1. In small bowl, whisk together lemon juice, vinegar, Dijon, honey, oregano, salt, and crushed red pepper. Add olive oil and whisk until blended. Add smashed garlic cloves.

2. Put chicken in medium bowl or storage container and add 2 T dressing, including one of the garlic cloves. Smother chicken with dressing and marinate at least 1 hour or up to overnight (cover and refrigerate if longer than an hour or so). If you don’t have time to let it marinate, not to worry. It will still be tender and tasty.

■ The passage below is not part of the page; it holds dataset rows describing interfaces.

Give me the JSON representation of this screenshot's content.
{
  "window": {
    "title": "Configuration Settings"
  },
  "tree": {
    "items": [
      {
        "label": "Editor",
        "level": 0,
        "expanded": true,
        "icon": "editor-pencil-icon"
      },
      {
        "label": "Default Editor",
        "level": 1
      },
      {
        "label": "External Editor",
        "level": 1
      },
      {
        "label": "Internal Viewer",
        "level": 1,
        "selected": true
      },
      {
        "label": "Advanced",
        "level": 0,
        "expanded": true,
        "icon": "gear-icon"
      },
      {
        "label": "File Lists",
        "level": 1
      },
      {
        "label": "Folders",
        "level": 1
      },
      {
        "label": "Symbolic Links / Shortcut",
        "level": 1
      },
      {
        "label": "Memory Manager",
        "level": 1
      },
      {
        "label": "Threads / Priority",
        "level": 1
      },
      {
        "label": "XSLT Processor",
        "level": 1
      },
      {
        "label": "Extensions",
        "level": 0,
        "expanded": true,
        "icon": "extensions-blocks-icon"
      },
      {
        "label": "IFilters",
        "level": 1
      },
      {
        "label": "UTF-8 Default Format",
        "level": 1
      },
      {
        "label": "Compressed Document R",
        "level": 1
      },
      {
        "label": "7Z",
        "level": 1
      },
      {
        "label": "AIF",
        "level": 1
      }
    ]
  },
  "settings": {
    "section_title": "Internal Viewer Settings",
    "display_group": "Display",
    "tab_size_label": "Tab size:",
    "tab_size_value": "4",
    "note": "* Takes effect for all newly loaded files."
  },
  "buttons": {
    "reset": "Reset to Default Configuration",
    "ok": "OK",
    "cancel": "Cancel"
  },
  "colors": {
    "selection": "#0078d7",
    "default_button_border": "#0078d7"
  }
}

3. Preheat oven to 425˚F. Put chicken on parchment-lined baking sheet and season both sides with salt and freshly ground black pepper. Bake until chicken is just cooked through in the center, 13 to 18 minutes depending on thickness of breasts. I aim for an internal temperature of 150˚F in the thickest part of the breast (the temperature will continue to rise as it rests). It’s worth noting that this is lower than the USDA recommended 165˚F.

4. While chicken bakes, chop crunchiest leaves of Romaine until you have 6 cups. Wash, dry well, and transfer to large bowl with cucumbers, radishes, fennel, and snap peas. Add handful kale or arugula for a boost of color and nutrition, if desired.

5. When chicken is done, cool at least 5 minutes. Cut crosswise into 1/3-inch-thick slices. Remove garlic cloves from remaining dressing, whisk well, and dress salad. Portion salad onto four serving plates, arrange chicken on side of plates, and scatter almonds and chives over top. Serve immediately.

Nutrient Analysis per salad
Calories: 460; Total fat: 27 g; Sat fat: 3 g; Cholesterol: 80 mg; Sodium: 370 mg; Total carbohydrate: 20 g; Total sugars: 9 g;
Dietary fiber: 9 g; Protein: 39 g


White Bean and Zucchini Salad
Yield: 3 servings
Recipe courtesy of Catherine Perez, MS, RD, LDN, plantbasedrdblog.com

This summer salad is loaded with marinated artichokes, sun-dried tomatoes, and fresh lemon, all tossed together with seared corn and zucchini for a flavorful and satisfying bite of summer. The addition of white beans pairs perfectly with the fresh summer veggies and adds an extra layer of heartiness thanks to the fiber and protein it provides.

Salad Ingredients
1 T olive oil
1 large zucchini, cut into half-moon shapes
1 large ear corn or 11/2 cups frozen corn, thawed
Salt and pepper
1 (15-oz) can cannellini beans, drained and rinsed
1/3 cup marinated artichoke hearts, roughly chopped
1/4 cup sun-dried tomatoes, sliced

Dressing Ingredients
2 T marinade liquid from jar of artichoke hearts
2 cloves garlic, minced
Zest of 1 lemon
Juice of half lemon
5 to 6 fresh basil or mint leaves, ripped into small pieces
1/2 tsp fresh rosemary, finely chopped
1/4 to 1/2 tsp red pepper flakes
1 tsp maple syrup (optional)

1. Heat oil in large skillet over medium heat. Add zucchini to one side of pan and corn cob (or thawed kernels) to the other side. Season with pinch of salt and pepper. Cook, stirring zucchini and turning corn cob often, until tender and golden on all sides, 5 to 8 minutes.

2. Remove pan from heat. Use tongs to remove corn cob to a cutting board. Let cool. Use a sharp knife to carefully slice off kernels. Place zucchini, kernels, beans, artichoke hearts, and sundried tomatoes in large bowl. Stir gently to combine.

3. To make dressing, place artichoke marinade, garlic, lemon zest and juice, basil, rosemary, red pepper flakes, and maple syrup (as desired) in small bowl and whisk to combine.

4. Pour dressing over salad. Toss gently until well combined.

5. Place in refrigerator to marinate, about 30 minutes. Taste and adjust seasoning with salt and pepper before serving.

Nutrient Analysis per 11/2-cup serving:
Calories: 276; Total fat: 6 g; Sat fat: 1 g; Cholesterol: 0 mg; Sodium: 500 mg; Total carbohydrate: 47.5 g; Total sugars: 6.5 g; Dietary fiber: 9.5 g; Protein: 13 g